ALLISON: This is the time when boys often stop reading books. Any plans to feature males to entice this audience?

CARRIE: Skylar is such a gusty heroine that I think she’s appealing to both boys and girls. Also, several of the main characters in the Skylar Robbins mysteries are boys, so I think the series will entice the male audience. I gave preview copies to a lot of my coworkers’ and customers’ kids to read before I was published so I could get honest feedback. Several of these kids were boys, and I was elated when I heard that they enjoyed the mystery as much as the girls did. Here’s a quote I got from one boy’s mom: “My 11-year-old son started reading the manuscript last night & couldn’t put it down…we finally had to take it away & turn the lights out. He keeps raving about how detailed & descriptive the book is.”

One group of brothers started their own detective agency: Wilkerson Boys, PI. Their mom is a photographer and took this picture while they were on the beach hunting for clues:


ALLISON: Skylar’s new friend in the book associates herself with Wicca. Did you have any concerns about the negative reaction this might cause of some parents?

CARRIE: Skylar Robbins would never participate in black magic since she’s an ethical girl with integrity. But I needed her to be involved with magic in the story. What tween girl wouldn’t want to experiment with witchcraft if the outcome could be charming a cute boy or growing her own diamonds? I don’t want to reveal too much of the plot, but by the end of the book, Skylar exposes most of the Wiccan characters as charlatans. Moms and librarians have given the book a 5-star rating and their seal of approval, so I’m pretty sure parents will be happy with the outcome of the book and Skylar’s conclusions.

ALLISON: How has your husband supported you?

CARRIE: My husband has supported me in every way. He’s a graphic artist and designed the book’s cover, which won an award for best cover design. We bought an image of a young girl from a stock photography site and Ed used various techniques to tweak it and make her resemble my description of Skylar from the novel. I can’t pass up the opportunity to give him a shameless plug: His website is Mental Ward Design. Also, he’s a great editor and gave me excellent constructive criticism on everything from plot to punctuation.

ALLISON: What’s next?

CARRIE: At the end of The Mystery of Shadow Hills, Skylar sends a message to the readers: The Skylar Robbins Detective Agency needs a few secret agents to help solve her next case, The Mystery of the Hidden Jewels (summer, 2014). But they must have mad detective skills!
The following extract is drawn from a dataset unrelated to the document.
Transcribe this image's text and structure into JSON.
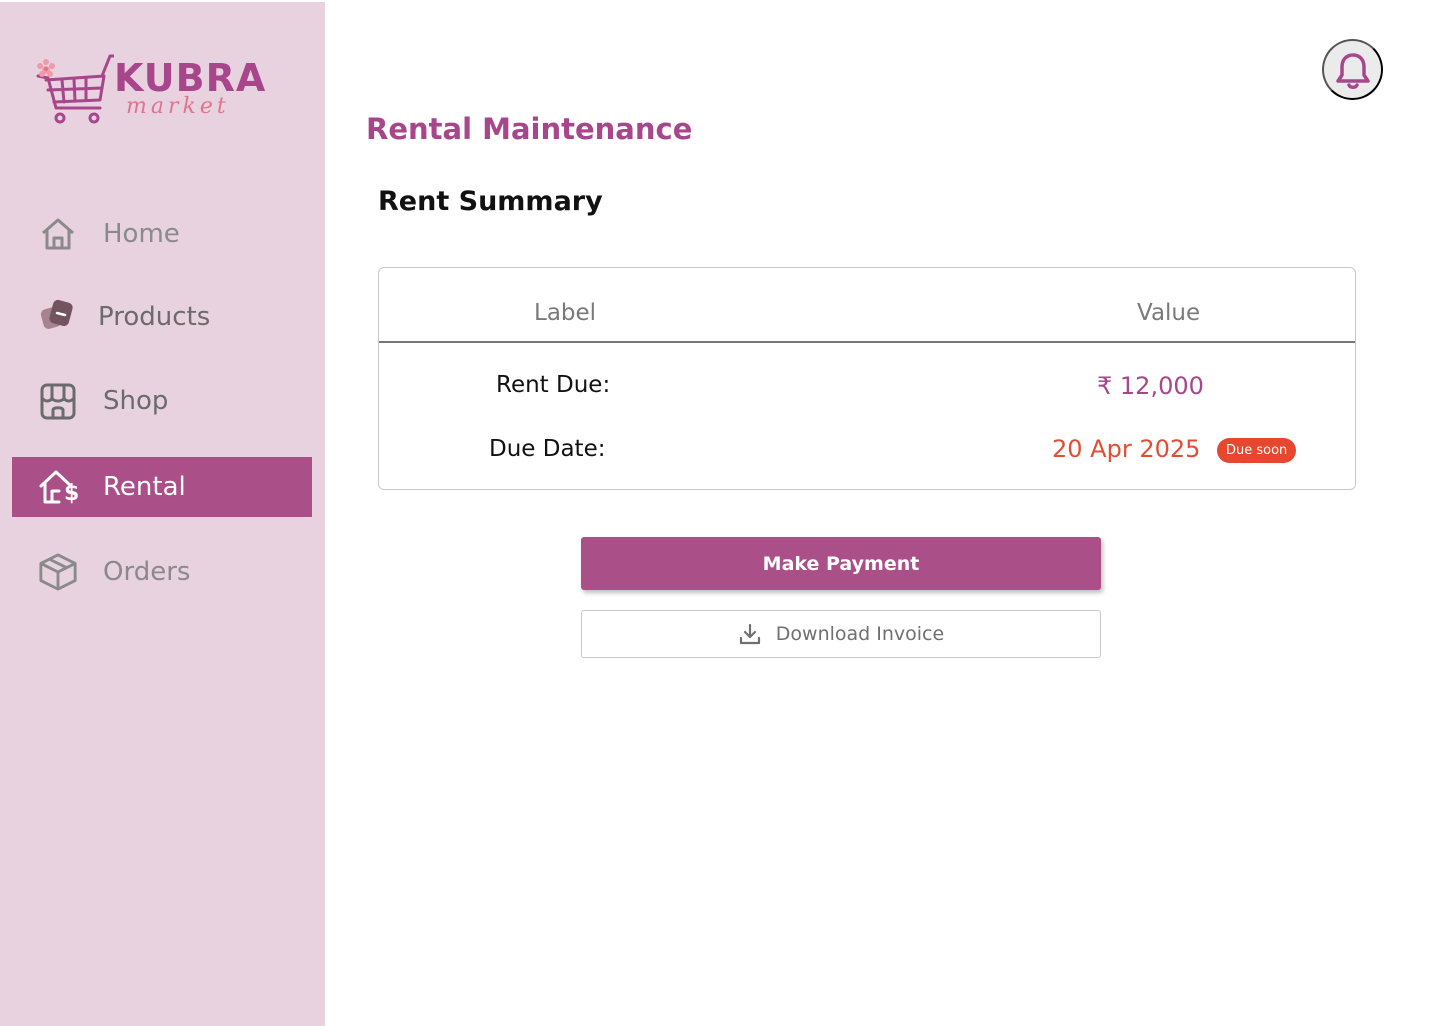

They need to decipher her web address by using a mirror if they haven’t yet learned to read backward. Then find the Secret Agent Application form, and decode their password using a code they learned in the book. The second mystery is interactive: Skylar’s secret agents will help her figure out what the clues mean by posting their guesses on her website. Skylar’s adventures will continue in The Mystery of the Missing Heiress (2015) and The Curse of Koma Island (TBA). Updates, clues, and games are available on Skylar Robbins, and more secret agents are welcome to join the fun!


Leave a Reply

Fill in your details below or click an icon to log in: Logo

You are commenting using your account. Log Out / Change )

Twitter picture

You are commenting using your Twitter account. Log Out / Change )

Facebook photo

You are commenting using your Facebook account. Log Out / Change )

Google+ photo

You are commenting using your Google+ account. Log Out / Change )

Connecting to %s

Allisons' Book Bag Logo

Happy New Year!

Allison’s Book Bag is currently on hiatus. I will return after a much-needed rest with reviews of Advanced Reader Copies including: Freddy Frogcaster and the Flash Flood by Janice Dean, One Two by Igor Eliseev, Incredible Magic of Being by Kathyrn Erskine, Dragon Grammar Book by Diane Robinson, and Wide as the Wind by Edward Stanton.



Best Friends Network Partner

Blog Paws

Enter your email address to subscribe to this blog and receive notifications of new posts by email.

Join 323 other followers

%d bloggers like this: